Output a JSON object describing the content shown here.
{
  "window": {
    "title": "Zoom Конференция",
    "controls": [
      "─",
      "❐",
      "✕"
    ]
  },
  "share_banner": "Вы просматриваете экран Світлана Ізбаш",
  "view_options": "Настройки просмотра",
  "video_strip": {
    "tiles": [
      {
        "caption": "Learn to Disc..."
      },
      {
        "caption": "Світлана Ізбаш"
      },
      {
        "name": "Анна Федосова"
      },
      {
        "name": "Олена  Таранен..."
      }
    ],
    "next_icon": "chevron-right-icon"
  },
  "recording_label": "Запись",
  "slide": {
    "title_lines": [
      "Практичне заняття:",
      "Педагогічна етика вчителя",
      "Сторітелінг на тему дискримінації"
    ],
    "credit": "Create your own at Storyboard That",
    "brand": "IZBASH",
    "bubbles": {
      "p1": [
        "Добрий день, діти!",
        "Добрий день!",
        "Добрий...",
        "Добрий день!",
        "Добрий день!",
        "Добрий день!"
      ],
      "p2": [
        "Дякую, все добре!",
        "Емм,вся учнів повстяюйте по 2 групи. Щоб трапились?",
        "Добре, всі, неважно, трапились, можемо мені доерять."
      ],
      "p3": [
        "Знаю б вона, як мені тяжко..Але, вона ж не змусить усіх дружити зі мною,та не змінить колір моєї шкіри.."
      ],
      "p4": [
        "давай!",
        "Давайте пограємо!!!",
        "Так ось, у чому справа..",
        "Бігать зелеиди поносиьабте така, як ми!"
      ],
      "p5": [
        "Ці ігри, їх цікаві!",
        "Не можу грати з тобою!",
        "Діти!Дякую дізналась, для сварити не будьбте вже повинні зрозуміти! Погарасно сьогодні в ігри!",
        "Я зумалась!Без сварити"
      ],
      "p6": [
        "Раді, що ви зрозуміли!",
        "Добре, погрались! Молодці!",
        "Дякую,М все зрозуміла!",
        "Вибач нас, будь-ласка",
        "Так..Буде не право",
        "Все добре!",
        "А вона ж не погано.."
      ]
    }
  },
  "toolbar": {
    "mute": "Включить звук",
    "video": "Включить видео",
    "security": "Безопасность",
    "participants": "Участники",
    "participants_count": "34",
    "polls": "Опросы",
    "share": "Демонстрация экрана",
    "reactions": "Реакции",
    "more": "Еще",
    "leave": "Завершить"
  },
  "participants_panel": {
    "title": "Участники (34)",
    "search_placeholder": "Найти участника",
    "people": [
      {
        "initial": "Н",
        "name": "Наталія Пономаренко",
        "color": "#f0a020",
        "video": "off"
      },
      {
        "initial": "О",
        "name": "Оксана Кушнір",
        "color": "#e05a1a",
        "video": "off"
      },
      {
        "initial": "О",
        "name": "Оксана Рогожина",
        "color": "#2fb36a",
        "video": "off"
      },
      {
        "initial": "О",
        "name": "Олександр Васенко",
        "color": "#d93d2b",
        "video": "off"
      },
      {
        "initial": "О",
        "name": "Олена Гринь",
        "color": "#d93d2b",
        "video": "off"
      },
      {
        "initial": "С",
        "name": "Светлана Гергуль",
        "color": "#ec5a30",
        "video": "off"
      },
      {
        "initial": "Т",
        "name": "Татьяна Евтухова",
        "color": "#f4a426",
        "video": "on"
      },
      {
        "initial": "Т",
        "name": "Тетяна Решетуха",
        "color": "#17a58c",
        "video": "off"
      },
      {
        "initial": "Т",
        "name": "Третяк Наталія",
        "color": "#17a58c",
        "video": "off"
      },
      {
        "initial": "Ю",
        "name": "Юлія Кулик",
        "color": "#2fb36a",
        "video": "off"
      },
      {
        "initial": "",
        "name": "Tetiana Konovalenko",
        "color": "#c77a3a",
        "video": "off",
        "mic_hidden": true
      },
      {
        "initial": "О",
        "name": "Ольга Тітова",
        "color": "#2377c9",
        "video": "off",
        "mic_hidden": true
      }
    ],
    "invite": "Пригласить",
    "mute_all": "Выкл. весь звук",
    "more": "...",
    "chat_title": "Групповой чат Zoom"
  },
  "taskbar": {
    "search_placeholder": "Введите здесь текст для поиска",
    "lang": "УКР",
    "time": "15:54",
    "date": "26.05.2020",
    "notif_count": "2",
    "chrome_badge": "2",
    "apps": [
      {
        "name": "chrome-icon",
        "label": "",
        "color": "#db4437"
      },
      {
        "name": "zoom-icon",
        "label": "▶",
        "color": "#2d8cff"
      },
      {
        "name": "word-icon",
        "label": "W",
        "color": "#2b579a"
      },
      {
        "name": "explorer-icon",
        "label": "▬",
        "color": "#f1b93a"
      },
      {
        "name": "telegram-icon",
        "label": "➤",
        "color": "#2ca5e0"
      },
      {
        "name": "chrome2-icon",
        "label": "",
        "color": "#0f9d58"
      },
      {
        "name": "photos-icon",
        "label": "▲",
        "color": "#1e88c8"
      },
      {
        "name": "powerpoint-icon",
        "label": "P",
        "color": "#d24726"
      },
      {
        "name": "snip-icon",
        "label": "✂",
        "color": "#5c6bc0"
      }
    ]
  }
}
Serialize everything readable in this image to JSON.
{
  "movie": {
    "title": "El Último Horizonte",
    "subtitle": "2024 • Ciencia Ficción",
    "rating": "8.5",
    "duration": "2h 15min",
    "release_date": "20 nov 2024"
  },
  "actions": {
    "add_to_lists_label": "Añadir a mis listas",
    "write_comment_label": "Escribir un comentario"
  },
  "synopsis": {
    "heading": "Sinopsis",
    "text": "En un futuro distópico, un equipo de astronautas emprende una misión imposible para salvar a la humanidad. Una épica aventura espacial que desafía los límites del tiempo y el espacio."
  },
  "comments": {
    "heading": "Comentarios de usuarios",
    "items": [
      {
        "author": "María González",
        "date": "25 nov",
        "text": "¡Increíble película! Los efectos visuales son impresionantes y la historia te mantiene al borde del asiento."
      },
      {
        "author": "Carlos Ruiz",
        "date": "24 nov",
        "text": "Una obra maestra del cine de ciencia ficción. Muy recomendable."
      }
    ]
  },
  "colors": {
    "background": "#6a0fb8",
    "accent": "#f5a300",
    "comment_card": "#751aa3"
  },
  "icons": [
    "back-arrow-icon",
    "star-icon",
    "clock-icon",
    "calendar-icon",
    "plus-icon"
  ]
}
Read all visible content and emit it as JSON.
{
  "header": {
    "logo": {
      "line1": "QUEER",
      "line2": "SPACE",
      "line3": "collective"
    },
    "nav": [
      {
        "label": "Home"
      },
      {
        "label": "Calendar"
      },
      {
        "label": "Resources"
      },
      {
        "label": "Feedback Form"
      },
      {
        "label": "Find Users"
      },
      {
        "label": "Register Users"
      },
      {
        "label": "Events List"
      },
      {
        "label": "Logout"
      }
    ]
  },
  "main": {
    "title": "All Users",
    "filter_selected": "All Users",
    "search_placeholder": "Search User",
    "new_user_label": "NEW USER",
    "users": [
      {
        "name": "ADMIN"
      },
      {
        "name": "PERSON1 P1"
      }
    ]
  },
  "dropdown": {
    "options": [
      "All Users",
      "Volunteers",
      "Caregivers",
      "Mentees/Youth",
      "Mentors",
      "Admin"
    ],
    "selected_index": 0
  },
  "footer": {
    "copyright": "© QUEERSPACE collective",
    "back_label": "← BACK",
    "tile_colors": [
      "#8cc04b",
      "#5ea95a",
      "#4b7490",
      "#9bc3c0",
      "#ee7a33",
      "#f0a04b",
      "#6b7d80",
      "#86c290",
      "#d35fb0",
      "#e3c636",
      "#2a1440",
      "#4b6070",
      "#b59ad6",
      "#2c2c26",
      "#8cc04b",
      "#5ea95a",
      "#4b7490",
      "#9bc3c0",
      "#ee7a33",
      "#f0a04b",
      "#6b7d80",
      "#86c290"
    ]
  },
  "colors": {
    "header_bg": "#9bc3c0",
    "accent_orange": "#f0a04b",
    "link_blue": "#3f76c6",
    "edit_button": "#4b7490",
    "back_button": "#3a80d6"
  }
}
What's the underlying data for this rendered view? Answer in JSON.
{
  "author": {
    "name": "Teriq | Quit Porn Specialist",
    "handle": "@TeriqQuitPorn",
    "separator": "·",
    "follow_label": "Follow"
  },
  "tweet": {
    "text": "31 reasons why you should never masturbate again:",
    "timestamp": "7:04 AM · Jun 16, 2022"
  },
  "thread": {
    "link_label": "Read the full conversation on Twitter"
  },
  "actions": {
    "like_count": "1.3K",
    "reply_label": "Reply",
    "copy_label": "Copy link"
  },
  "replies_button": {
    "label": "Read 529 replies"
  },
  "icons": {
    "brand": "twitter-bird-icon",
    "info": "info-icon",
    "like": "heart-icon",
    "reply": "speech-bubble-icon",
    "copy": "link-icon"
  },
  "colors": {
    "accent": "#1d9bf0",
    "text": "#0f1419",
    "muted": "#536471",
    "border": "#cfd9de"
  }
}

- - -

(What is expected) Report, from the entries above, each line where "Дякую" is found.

(Response to this task)
        "Дякую, все добре!",
        "Діти!Дякую дізналась, для сварити не будьбте вже повинні зрозуміти! Погарасно сьогодні в ігри!",
        "Дякую,М все зрозуміла!",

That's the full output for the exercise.